F’ville cops bust 5 store workers for underage alcohol sales
It really doesn’t pay to sell alcohol to underage buyers. That is what the clerks at five Fayetteville convenience stores found out Nov. 26. All were arrested after selling to an underage buyer who was working with Fayetteville Police. The good news is that seven other stores refused to make the sale.
Department spokesperson Det. Mike Whitlow said the underage buyer worked with members of the Fayetteville Police Criminal Investigations Unit and the Fayetteville Police Warrant Unit as they conducted Special Operation Beer Buy 2010.
“This operation used an underage informant to attempt to purchase alcohol from the 12 convenience stores in the city. The informant was successful in those attempts in five of those 12 stores,” Whitlow said.
Whitlow said the purchases were made during the late evening and nighttime hours.
The stores and employees charged with selling alcohol included Vikki Kelly at Thomas BP on North Glynn Street, Nisar Rana at Star BP on North Glynn Street, Daljit Sahney at the Village Market on North Glynn Street, Musharaf Khan at the Pit Stop North/Phillips 66 on North Glynn Street and Kelly Martin at Grady BP on West Lanier Avenue.
Commenting on the operation, Whitlow said he was surprised that so many stores were willing to sell alcohol without any identification being shown. Whitlow also said it was to the credit of the other stores for refusing the sale after asking for identification.
Whitlow said his department conducts similar operations around the city and has made arrests on previous occasions. The Nov. 26 operation also coincided with complaints from area residents that underage sales were occurring.
Viewed from the broader aspects of the consequences of selling to underage buyers, Whitlow said officers are always concerned with the number of cases involving minors possessing alcohol.

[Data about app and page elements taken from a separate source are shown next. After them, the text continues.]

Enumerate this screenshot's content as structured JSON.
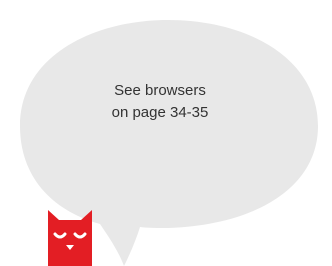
{
  "callout": {
    "line1": "See browsers",
    "line2": "on page 34-35"
  },
  "colors": {
    "bubble_fill": "#e8e8e8",
    "mascot": "#e31e24",
    "mascot_face": "#ffffff"
  },
  "icons": {
    "mascot": "sleepy-cat-mascot-icon"
  }
}
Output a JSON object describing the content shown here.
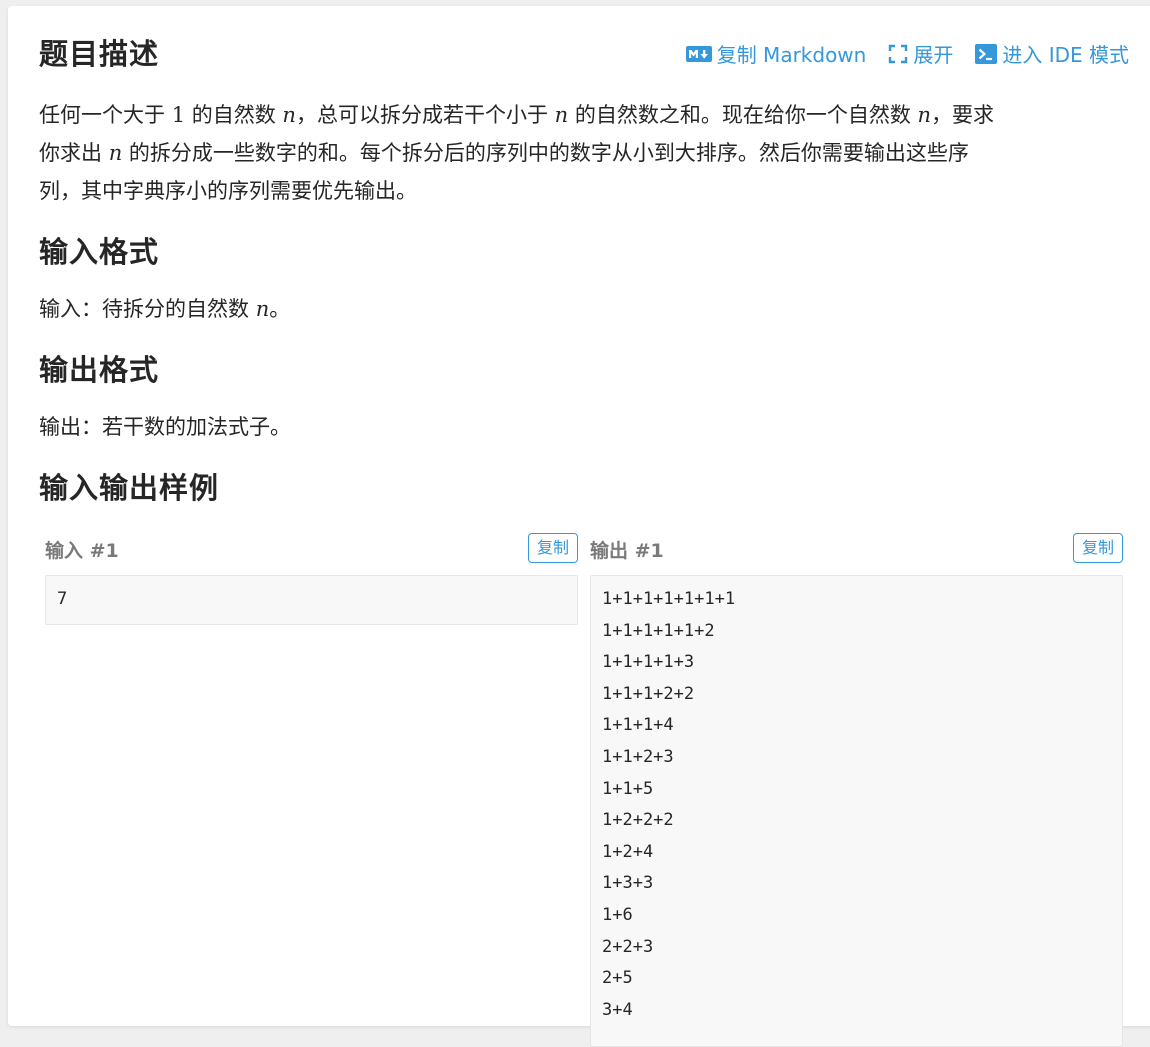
{
  "header": {
    "title": "题目描述",
    "actions": [
      {
        "label": "复制 Markdown",
        "icon": "markdown-icon"
      },
      {
        "label": "展开",
        "icon": "expand-icon"
      },
      {
        "label": "进入 IDE 模式",
        "icon": "terminal-icon"
      }
    ]
  },
  "description": {
    "line1": {
      "a": "任何一个大于 ",
      "one": "1",
      "b": " 的自然数 ",
      "n1": "n",
      "c": "，总可以拆分成若干个小于 ",
      "n2": "n",
      "d": " 的自然数之和。现在给你一个自然数 ",
      "n3": "n",
      "e": "，要求"
    },
    "line2": {
      "a": "你求出 ",
      "n": "n",
      "b": " 的拆分成一些数字的和。每个拆分后的序列中的数字从小到大排序。然后你需要输出这些序"
    },
    "line3": "列，其中字典序小的序列需要优先输出。"
  },
  "input_format": {
    "heading": "输入格式",
    "text_a": "输入：待拆分的自然数 ",
    "var": "n",
    "text_b": "。"
  },
  "output_format": {
    "heading": "输出格式",
    "text": "输出：若干数的加法式子。"
  },
  "samples": {
    "heading": "输入输出样例",
    "input": {
      "label": "输入 #1",
      "copy_label": "复制",
      "lines": [
        "7"
      ]
    },
    "output": {
      "label": "输出 #1",
      "copy_label": "复制",
      "lines": [
        "1+1+1+1+1+1+1",
        "1+1+1+1+1+2",
        "1+1+1+1+3",
        "1+1+1+2+2",
        "1+1+1+4",
        "1+1+2+3",
        "1+1+5",
        "1+2+2+2",
        "1+2+4",
        "1+3+3",
        "1+6",
        "2+2+3",
        "2+5",
        "3+4"
      ]
    }
  },
  "colors": {
    "accent": "#3498db",
    "text": "#262626",
    "label_gray": "#7a7a7a",
    "code_bg": "#f8f8f8"
  }
}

“We’ve had a lot of this activity this year here and countywide. And we’re concerned about the incidence of DUI’s that often accompany possession,” Whitlow said. “This type of operation is one way to safeguard minors and the community.”